It's Official: Miller Leaving Clemson

CLEMSON – Clemson coach Tommy Bowden has lost an integral part of his defensive staff, and it's not linebackers coach David Blackwell or defensive line coach Ron West. <BR>

After much deliberation, star cornerback Justin Miller has decided to forego his senior season with the Tigers and declare himself eligible for the 2005 NFL Draft.

"I just felt the opportunity was there for me," Miller said at a press conference Wednesday morning. "I evaluated the whole process and it's not something that I rushed into and decided Monday night to go pro. … It's a decision I have to live with."

Miller, 20, said he and his mother, Donna Toomer, did extensive research and took advice from the NFL Draft advisory board as to where he would be projected to go in April's draft before he came to the decision.

"They said that I was around a high second-round pick," Miller said. "I still feel like I'm the best corner in the country."

Miller said Bowden gave him "positive" advice and was very helpful in the entire process.
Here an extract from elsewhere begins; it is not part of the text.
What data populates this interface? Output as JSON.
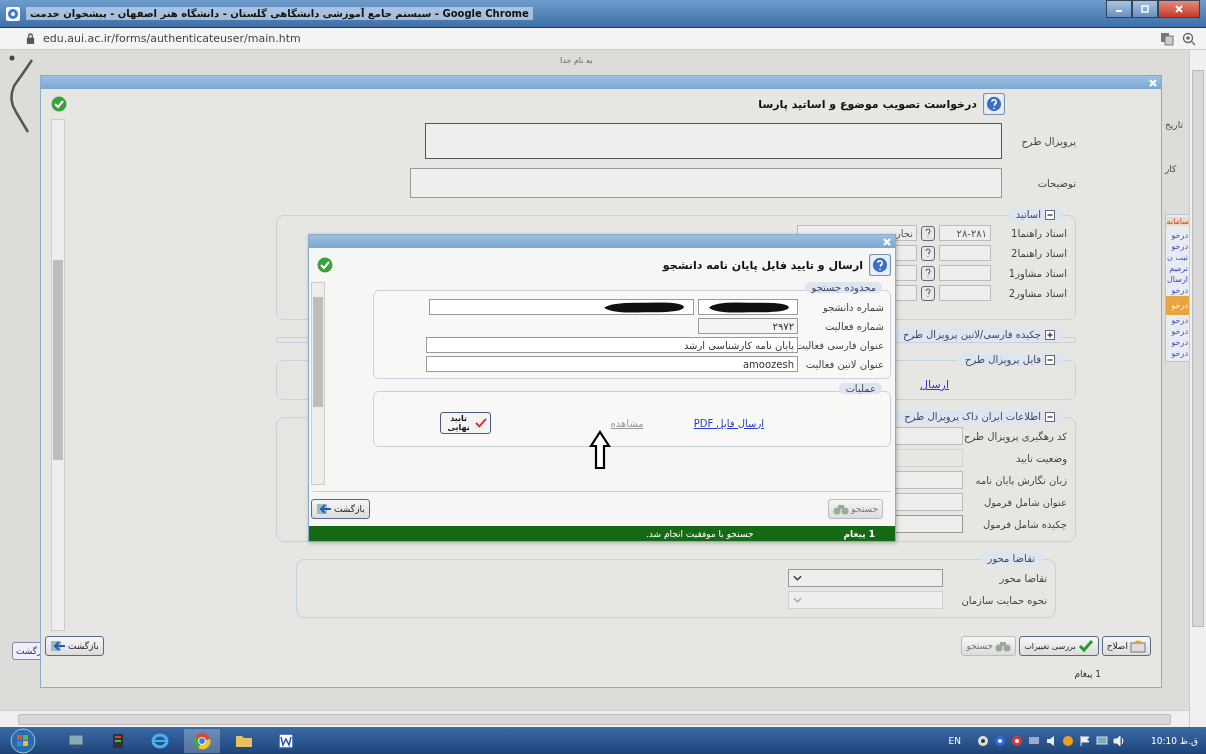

Miller also said the firing of defensive coordinator John Lovett had nothing to do with his decision.

Toomer, who was Miller's biggest advisor through all this, said even though she wanted her son to stay and finish his degree that she approved of his decision to go pro as long as he agreed to continue to work toward his degree.

"I don't know if he struggled with the decision as much as I did," she said. "It's a bittersweet moment. Education is very important and he knows that. He's got to get a degree because there is life after football."

Miller will now head to New Orleans to train with Tom Shaw, who is one of the leaders in preparing college players for the NFL combine.

"I wish I could stay," Miller said. "I've got a bunch of memories. … It's been a childhood dream of mine to play in the NFL."

Miller leaves Clemson ranked third in interceptions with 13. He also concluced his career with a kickoff return average of 30.68 yards per return, ranking as the top figure in ACC history, and the fourth best in NCAA history. Top Stories